TASK TO CARRY OUT: Report how many lines contain the word "data" in the listing that follows. Give nothing besides the number.

::: EXTRACTED INFORMATION :::

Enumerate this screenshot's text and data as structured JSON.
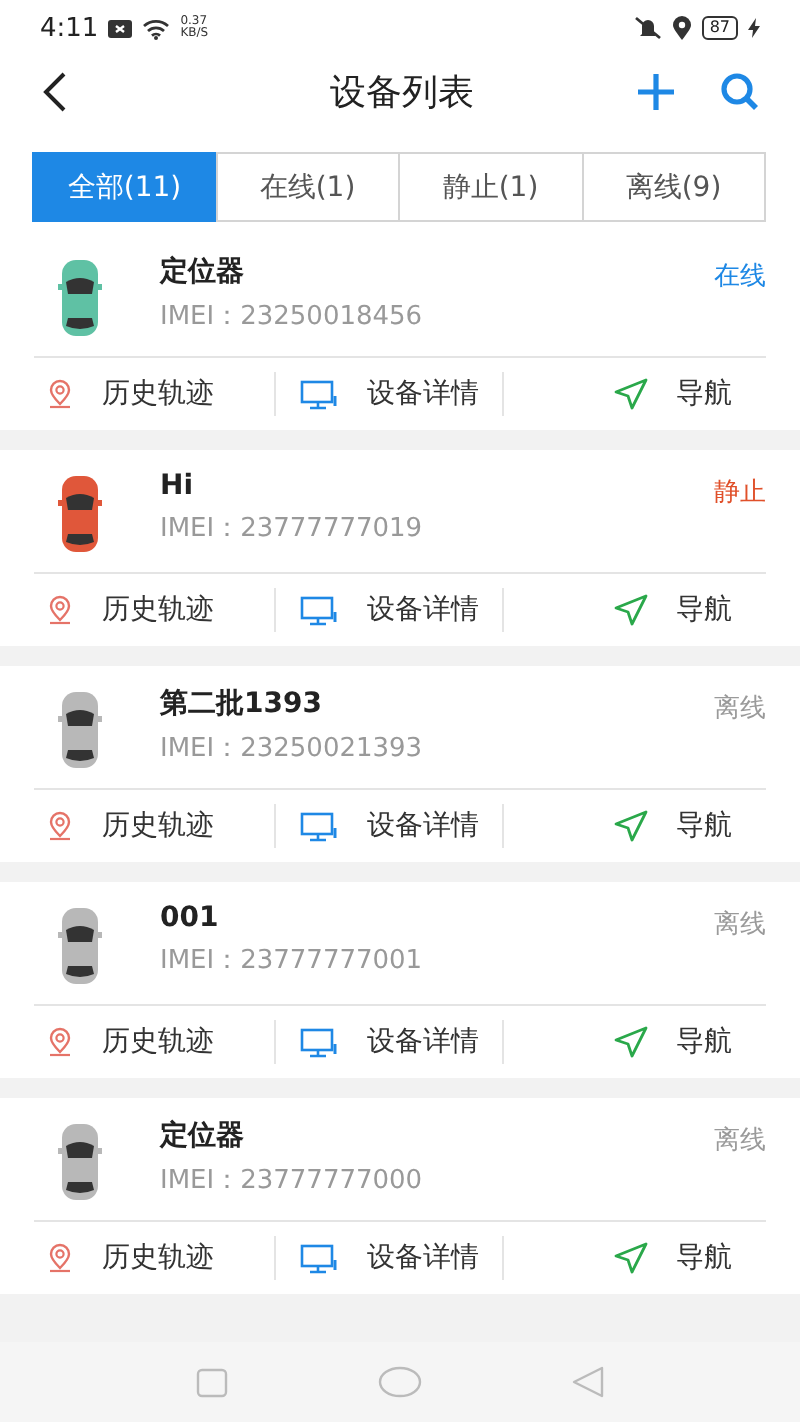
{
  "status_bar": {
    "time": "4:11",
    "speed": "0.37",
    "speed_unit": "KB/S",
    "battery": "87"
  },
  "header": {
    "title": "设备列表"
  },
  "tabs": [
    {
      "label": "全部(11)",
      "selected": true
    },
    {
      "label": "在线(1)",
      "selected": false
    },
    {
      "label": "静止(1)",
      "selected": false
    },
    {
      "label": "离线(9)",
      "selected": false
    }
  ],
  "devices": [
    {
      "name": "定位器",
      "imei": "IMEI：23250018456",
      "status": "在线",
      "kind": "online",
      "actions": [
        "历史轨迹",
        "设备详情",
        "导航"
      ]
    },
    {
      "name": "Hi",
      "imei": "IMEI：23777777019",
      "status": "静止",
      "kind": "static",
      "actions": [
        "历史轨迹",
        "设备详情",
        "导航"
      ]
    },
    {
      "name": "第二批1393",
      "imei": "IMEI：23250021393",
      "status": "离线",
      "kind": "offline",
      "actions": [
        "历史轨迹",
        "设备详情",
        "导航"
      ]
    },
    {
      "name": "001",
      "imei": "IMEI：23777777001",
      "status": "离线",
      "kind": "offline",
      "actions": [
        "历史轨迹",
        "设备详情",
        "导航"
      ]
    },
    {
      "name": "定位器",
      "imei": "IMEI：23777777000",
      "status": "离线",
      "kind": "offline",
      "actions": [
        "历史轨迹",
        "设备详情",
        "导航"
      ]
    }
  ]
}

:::
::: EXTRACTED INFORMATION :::

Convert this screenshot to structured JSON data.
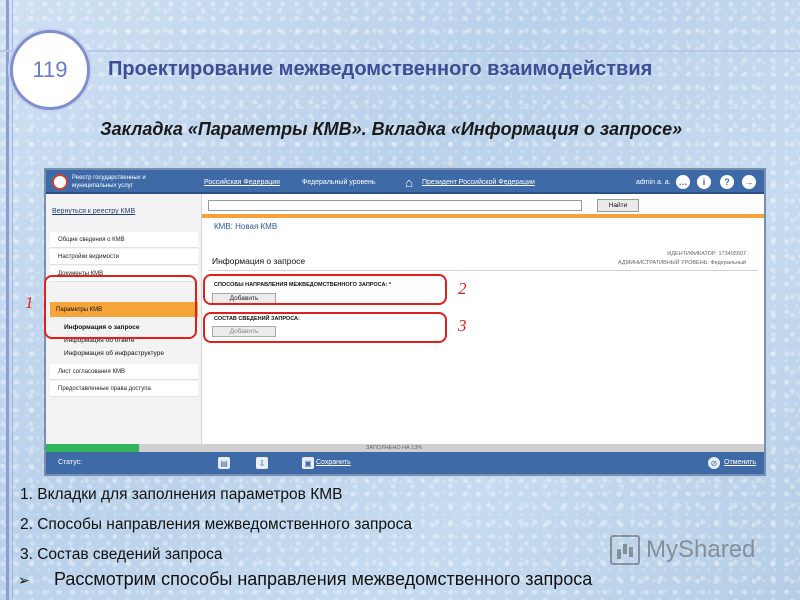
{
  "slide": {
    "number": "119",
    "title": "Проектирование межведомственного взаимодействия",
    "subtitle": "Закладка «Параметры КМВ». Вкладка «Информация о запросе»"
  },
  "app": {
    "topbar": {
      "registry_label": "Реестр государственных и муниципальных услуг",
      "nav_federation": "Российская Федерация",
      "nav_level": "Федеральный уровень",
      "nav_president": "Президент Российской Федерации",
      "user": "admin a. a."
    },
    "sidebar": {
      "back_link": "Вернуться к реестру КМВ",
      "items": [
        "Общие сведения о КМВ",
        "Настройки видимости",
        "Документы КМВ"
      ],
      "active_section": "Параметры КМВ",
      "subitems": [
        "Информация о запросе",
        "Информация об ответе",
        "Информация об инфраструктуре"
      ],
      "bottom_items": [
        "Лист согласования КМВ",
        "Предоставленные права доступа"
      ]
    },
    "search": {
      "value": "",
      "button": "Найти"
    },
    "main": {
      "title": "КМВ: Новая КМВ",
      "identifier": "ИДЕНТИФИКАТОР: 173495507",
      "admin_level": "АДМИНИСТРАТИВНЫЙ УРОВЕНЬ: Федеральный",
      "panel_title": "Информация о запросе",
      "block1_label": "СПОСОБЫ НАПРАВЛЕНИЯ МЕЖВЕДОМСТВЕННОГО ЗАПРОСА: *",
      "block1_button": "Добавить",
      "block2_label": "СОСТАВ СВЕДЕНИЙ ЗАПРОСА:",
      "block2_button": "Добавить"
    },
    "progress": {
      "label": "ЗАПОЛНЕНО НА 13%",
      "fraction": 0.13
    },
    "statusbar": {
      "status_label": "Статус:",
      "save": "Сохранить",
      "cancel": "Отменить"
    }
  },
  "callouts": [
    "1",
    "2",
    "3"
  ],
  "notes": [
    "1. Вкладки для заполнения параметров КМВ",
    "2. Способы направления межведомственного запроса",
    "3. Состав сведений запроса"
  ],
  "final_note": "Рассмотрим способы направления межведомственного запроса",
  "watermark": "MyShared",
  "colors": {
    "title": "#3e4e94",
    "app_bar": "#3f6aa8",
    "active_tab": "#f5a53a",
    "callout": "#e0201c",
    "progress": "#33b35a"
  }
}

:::

ANSWER TO THIS TASK: 2